But as we have claimed elsewhere, the disastrous consequences of more than four decades of civil war and foreign intervention have contributed to institutionalize misogyny in Afghanistan. The takeover was predictable also because the NATO-led coalition following 9/11 and the subsequent US-war in the country has cost the life of more than 111 000 Afghan civilian since 2009 alone. It has sparked insecurities, drug trafficking, corruption and weaken the social fabric. US engagement in the country also legitimized forms of governance favoring the power of guns, foreign money, and the mujahedeen involved in mass atrocities in the 1990s. In previous article, I have argued for a careful analysis of how women’s rights groups and Afghan women activists have been warning for several years that this was a predictable outcome. Still, following the takeover, women continue to resist and fight for their freedom.
Women’s resistance to Taliban regime
RAWA has issued a statement this week, about how Afghan women are transforming their anger into weapons for the struggle against fundamentalism and fascism in the country.

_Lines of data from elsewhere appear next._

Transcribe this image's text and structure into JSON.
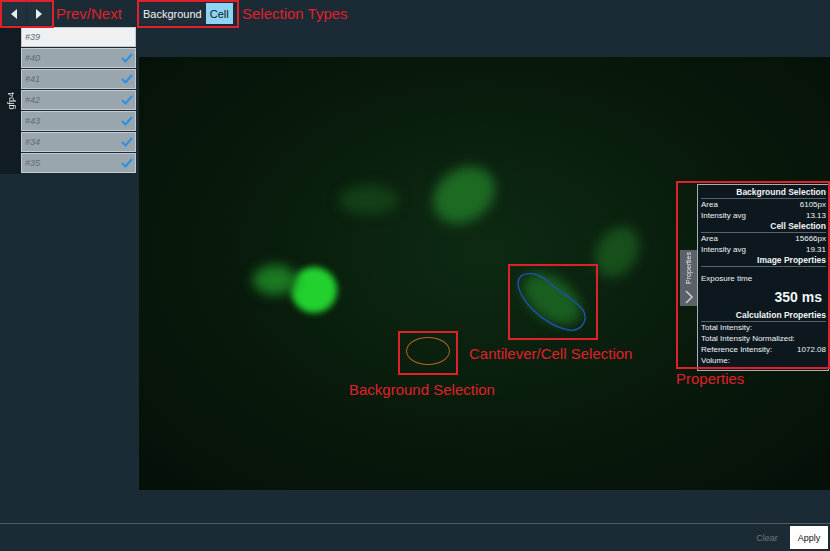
{
  "annotations": {
    "prev_next": "Prev/Next",
    "selection_types": "Selection Types",
    "cell_selection": "Cantilever/Cell Selection",
    "background_selection": "Background Selection",
    "properties": "Properties"
  },
  "selection_types": [
    {
      "label": "Background",
      "selected": false
    },
    {
      "label": "Cell",
      "selected": true
    }
  ],
  "sidebar": {
    "group": "gfp4",
    "items": [
      {
        "label": "#39",
        "selected": true,
        "checked": false
      },
      {
        "label": "#40",
        "selected": false,
        "checked": true
      },
      {
        "label": "#41",
        "selected": false,
        "checked": true
      },
      {
        "label": "#42",
        "selected": false,
        "checked": true
      },
      {
        "label": "#43",
        "selected": false,
        "checked": true
      },
      {
        "label": "#34",
        "selected": false,
        "checked": true
      },
      {
        "label": "#35",
        "selected": false,
        "checked": true
      }
    ]
  },
  "properties": {
    "tab": "Properties",
    "background": {
      "title": "Background Selection",
      "rows": [
        {
          "label": "Area",
          "value": "6105px"
        },
        {
          "label": "Intensity avg",
          "value": "13.13"
        }
      ]
    },
    "cell": {
      "title": "Cell Selection",
      "rows": [
        {
          "label": "Area",
          "value": "15666px"
        },
        {
          "label": "Intensity avg",
          "value": "19.31"
        }
      ]
    },
    "image": {
      "title": "Image Properties",
      "label": "Exposure time",
      "value": "350 ms"
    },
    "calculation": {
      "title": "Calculation Properties",
      "rows": [
        {
          "label": "Total Intensity:",
          "value": ""
        },
        {
          "label": "Total Intensity Normalized:",
          "value": ""
        },
        {
          "label": "Reference Intensity:",
          "value": "1072.08"
        },
        {
          "label": "Volume:",
          "value": ""
        }
      ]
    }
  },
  "buttons": [
    {
      "label": "Clear",
      "disabled": true
    },
    {
      "label": "Apply",
      "disabled": false
    }
  ]
}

In fact, Afghan women have actively been engaged against misogyny, fundamentalism and in the struggle for a democratic regime. Women and activists have organized resistance, consolidated underground schools, and provided shelters for women victims of gender-based violence. When they were banned from universities in 2022, they have publicly opposed the Taliban and received support from some male professors in their fight for a political voice in the country. In some universities, young men have left saying they will not come back until their sisters are authorized back in. Everywhere in the country, women and girls have been defying the Taliban regime, building secrete schools and reaffirming that their emancipation is not relying on foreign war occupation.
Several things can be done to support Afghan women in their fight in the war against their embodied existence. We first need to remember that it is a global problem and that we must hold accountable our governments both for their war implication over the last two decades, but also, in their responses against the Taliban regime. There are also ways of collecting money for the support of underground schools and take a stance that favor what Afghan women’s have been asking for several decades now. Finally, following and supporting the work of Afghan women activists and building translocal alliances and solidarities is crucial.
On September 15, 2023, the Swedish South Asian Studies Network will be convening a conference and study group at Lund University to discuss about Afghanistan’s possible futures, one in which women, girls and LGBTIQ+ people’s right would be at the center. Samia Walid, an Afghan sociologist and women’s rights activist will be presenting the conference “Fighting Is the Cure for Pain”: Women’s Rights in Afghanistan Two Years after the Taliban Take-Over. The meeting therefore seeks to assess Afghanistan’s political and social situation two years after the Taliban takeover. It especially aims at centering the glance at the situation of women, girls, and non-binary people in the aftermath of this event by assessing what happened in terms of political repression and discussing about ways forward for different futures for the country.
More information here about the event.